But the shift wouldn’t necessarily prompt Google, Pfizer or other global companies in Ireland to leave — at least not immediately, not after they have invested time and money making the country their European base, analysts said.
After all, companies didn’t flee when an O.E.C.D. accord closed tax avoidance schemes last year with names like the “Double Irish With a Dutch Sandwich,” which Apple and other tech giants used to slash their global tax bills through Ireland for more than a decade.
Continued investment has made Ireland’s economy one of the most resilient in Europe. Over 800 U.S. companies are present, spending €20 billion ($23.6 billion) annually on investments, goods and services and payroll, according to American Chamber of Commerce data. They employ an estimated 180,000 workers and indirectly support another 144,000 jobs in Ireland’s economy.
The largess can be seen on the streets of Dublin and beyond, where some of Europe’s most robust tech and pharmaceutical clusters have blossomed over the years.

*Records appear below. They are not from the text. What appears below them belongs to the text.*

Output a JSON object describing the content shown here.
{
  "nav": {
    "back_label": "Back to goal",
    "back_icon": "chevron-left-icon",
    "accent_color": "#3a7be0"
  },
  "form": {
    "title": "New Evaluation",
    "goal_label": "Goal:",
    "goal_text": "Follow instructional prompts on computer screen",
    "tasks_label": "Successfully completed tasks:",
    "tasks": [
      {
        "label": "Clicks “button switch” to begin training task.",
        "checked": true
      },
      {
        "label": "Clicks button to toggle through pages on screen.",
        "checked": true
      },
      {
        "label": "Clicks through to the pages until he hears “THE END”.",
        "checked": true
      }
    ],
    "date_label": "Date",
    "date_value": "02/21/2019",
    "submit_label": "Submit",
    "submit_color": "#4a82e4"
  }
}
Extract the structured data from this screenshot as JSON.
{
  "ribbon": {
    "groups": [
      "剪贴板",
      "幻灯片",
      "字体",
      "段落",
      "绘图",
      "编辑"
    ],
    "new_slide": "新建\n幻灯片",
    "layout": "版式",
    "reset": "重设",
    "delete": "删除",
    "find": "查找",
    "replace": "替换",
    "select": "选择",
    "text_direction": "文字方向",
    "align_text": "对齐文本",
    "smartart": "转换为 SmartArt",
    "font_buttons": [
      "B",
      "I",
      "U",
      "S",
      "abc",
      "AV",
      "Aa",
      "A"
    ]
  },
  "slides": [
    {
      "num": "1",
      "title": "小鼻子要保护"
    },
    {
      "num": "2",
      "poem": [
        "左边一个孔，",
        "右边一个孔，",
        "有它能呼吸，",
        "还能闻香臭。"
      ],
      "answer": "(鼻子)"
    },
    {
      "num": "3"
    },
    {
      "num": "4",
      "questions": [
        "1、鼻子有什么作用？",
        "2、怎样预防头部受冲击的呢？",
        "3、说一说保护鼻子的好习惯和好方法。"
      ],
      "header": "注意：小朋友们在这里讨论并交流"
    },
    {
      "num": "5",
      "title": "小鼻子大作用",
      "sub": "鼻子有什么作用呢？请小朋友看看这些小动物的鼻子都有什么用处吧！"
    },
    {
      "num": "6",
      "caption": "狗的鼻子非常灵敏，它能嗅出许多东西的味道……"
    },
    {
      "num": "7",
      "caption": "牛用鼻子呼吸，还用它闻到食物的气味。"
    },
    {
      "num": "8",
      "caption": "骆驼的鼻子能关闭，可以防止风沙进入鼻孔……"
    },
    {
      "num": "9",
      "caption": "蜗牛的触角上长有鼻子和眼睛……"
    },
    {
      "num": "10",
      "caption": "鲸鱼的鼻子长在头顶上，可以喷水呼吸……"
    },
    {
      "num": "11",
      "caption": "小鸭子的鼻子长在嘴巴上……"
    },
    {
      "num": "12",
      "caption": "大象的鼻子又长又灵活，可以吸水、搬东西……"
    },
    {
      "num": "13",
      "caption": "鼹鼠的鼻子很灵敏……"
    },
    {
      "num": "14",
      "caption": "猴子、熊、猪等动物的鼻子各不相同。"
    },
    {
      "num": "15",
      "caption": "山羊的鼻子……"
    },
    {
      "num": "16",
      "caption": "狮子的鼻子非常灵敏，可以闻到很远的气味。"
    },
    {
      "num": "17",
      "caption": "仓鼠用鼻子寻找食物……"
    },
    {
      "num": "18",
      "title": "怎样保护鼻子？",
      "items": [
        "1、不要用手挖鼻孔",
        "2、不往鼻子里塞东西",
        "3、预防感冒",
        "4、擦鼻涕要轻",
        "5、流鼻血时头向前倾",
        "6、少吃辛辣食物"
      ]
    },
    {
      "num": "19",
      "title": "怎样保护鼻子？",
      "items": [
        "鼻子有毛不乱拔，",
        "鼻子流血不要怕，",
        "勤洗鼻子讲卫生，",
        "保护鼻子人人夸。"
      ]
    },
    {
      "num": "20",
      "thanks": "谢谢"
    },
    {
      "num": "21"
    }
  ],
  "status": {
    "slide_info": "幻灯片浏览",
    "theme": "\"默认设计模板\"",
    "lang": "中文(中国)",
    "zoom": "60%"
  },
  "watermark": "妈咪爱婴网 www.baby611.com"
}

Construction companies build ever more housing and office space to accommodate the multinationals’ expansion. In Silicon Docks, Google’s European headquarters alone span four buildings, featuring a wellness center and a swimming pool. Over the years, cash has flowed to hotels, retailers, restaurants and pubs where well-salaried employees spend their income.
Critics say Ireland’s tax regime has led to a two-speed economy in which multinationals and their employees pull ahead while the domestic economy plods along. While the government has vowed to address such issues, it is also concerned about the impact on future foreign investment should Ireland no longer be able to use low taxes as its main calling card.
“Ireland will become a less attractive place for multinational investment in future years,” said James Stewart, an adjunct professor of finance at Trinity College in Dublin. “You won’t get a sudden bang, but there will be a gradual shift away.”
The O.E.C.D. insists that countries could still offer tax holidays and exemptions as long as they complied with minimum corporate tax levels. Ireland could, for example, continue to offer the so-called Knowledge Development Box, a special 6.25 percent rate for revenue tied to companies’ patents and other intellectual property.
Analysts say Ireland could sign on to the agreement, bump its corporate tax rate to 15 percent and grab more income without a huge risk that companies would move their European headquarters to the continent.
Hungary or Switzerland may have lower taxes but lack Ireland’s broad tech industry and a flexible English-speaking work force. Ireland also has a relatively stable social compact between unions and companies.
Pharmaceutical giants like Novartis and Pfizer also have little incentive to move their research and production facilities. Cork in southern Ireland is the main European base for 24 of the world’s 25 biggest pharmaceutical companies.
Even if much of their profit is made in big markets like France and Germany — which would now be able to grab a larger chunk of the taxes they had been paying in Ireland — analysts point to high business taxes and labor costs, and a complex regulatory landscape as disincentives to move.
Multinationals have invested billions in Ireland precisely because successive Irish governments have provided tax certainty. The corporate tax is so sacred that during Europe’s debt crisis in 2010, the Irish government refused to raise the tax to secure a bailout from the International Monetary Fund, opting instead to cut the minimum wage and social safety net to make austerity savings.
But with most of the world now backing a 15 percent global corporate tax, Ireland is likely to relent at the end of the day, provided it wrests concessions from bigger countries to help keep a competitive edge.
“Ireland has benefited a lot from the tax advantage it has provided to multinationals,” said Ricardo Amaro, a senior economist at Oxford Economics in Dublin. “Going forward, they will have to come up with a strategy that relies on nontax tools such as a stable regulatory environment and skilled work force to lure investment.”
“That has got to be their Plan B,” he added.